- **The input**
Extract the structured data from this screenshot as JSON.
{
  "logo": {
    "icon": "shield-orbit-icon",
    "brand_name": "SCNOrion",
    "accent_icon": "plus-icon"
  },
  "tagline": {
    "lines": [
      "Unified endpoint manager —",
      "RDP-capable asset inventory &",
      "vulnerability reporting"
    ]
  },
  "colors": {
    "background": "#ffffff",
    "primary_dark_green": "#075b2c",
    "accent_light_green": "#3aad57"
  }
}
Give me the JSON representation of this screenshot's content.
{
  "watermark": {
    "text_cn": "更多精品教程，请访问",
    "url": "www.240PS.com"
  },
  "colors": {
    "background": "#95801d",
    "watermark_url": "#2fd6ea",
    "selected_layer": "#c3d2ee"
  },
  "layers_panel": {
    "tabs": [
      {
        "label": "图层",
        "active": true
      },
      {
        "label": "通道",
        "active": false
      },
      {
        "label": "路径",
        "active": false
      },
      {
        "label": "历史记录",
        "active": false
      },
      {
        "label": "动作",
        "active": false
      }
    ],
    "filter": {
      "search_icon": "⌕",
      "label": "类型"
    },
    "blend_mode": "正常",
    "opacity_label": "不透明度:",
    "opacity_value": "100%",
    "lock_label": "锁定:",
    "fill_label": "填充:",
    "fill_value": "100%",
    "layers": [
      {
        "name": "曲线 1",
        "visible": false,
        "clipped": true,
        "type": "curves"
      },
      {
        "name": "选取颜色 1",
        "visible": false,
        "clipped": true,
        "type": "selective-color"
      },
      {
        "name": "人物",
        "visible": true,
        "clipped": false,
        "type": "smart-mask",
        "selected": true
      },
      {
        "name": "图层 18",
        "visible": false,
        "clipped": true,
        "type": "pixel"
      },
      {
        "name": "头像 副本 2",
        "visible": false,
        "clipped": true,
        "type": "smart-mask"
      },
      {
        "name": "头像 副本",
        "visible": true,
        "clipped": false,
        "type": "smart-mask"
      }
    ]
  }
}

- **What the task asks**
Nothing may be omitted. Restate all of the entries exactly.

- **Solution for this exercise**
Extract the structured data from this screenshot as JSON.
{
  "logo": {
    "icon": "shield-orbit-icon",
    "brand_name": "SCNOrion",
    "accent_icon": "plus-icon"
  },
  "tagline": {
    "lines": [
      "Unified endpoint manager —",
      "RDP-capable asset inventory &",
      "vulnerability reporting"
    ]
  },
  "colors": {
    "background": "#ffffff",
    "primary_dark_green": "#075b2c",
    "accent_light_green": "#3aad57"
  }
}
Give me the JSON representation of this screenshot's content.
{
  "watermark": {
    "text_cn": "更多精品教程，请访问",
    "url": "www.240PS.com"
  },
  "colors": {
    "background": "#95801d",
    "watermark_url": "#2fd6ea",
    "selected_layer": "#c3d2ee"
  },
  "layers_panel": {
    "tabs": [
      {
        "label": "图层",
        "active": true
      },
      {
        "label": "通道",
        "active": false
      },
      {
        "label": "路径",
        "active": false
      },
      {
        "label": "历史记录",
        "active": false
      },
      {
        "label": "动作",
        "active": false
      }
    ],
    "filter": {
      "search_icon": "⌕",
      "label": "类型"
    },
    "blend_mode": "正常",
    "opacity_label": "不透明度:",
    "opacity_value": "100%",
    "lock_label": "锁定:",
    "fill_label": "填充:",
    "fill_value": "100%",
    "layers": [
      {
        "name": "曲线 1",
        "visible": false,
        "clipped": true,
        "type": "curves"
      },
      {
        "name": "选取颜色 1",
        "visible": false,
        "clipped": true,
        "type": "selective-color"
      },
      {
        "name": "人物",
        "visible": true,
        "clipped": false,
        "type": "smart-mask",
        "selected": true
      },
      {
        "name": "图层 18",
        "visible": false,
        "clipped": true,
        "type": "pixel"
      },
      {
        "name": "头像 副本 2",
        "visible": false,
        "clipped": true,
        "type": "smart-mask"
      },
      {
        "name": "头像 副本",
        "visible": true,
        "clipped": false,
        "type": "smart-mask"
      }
    ]
  }
}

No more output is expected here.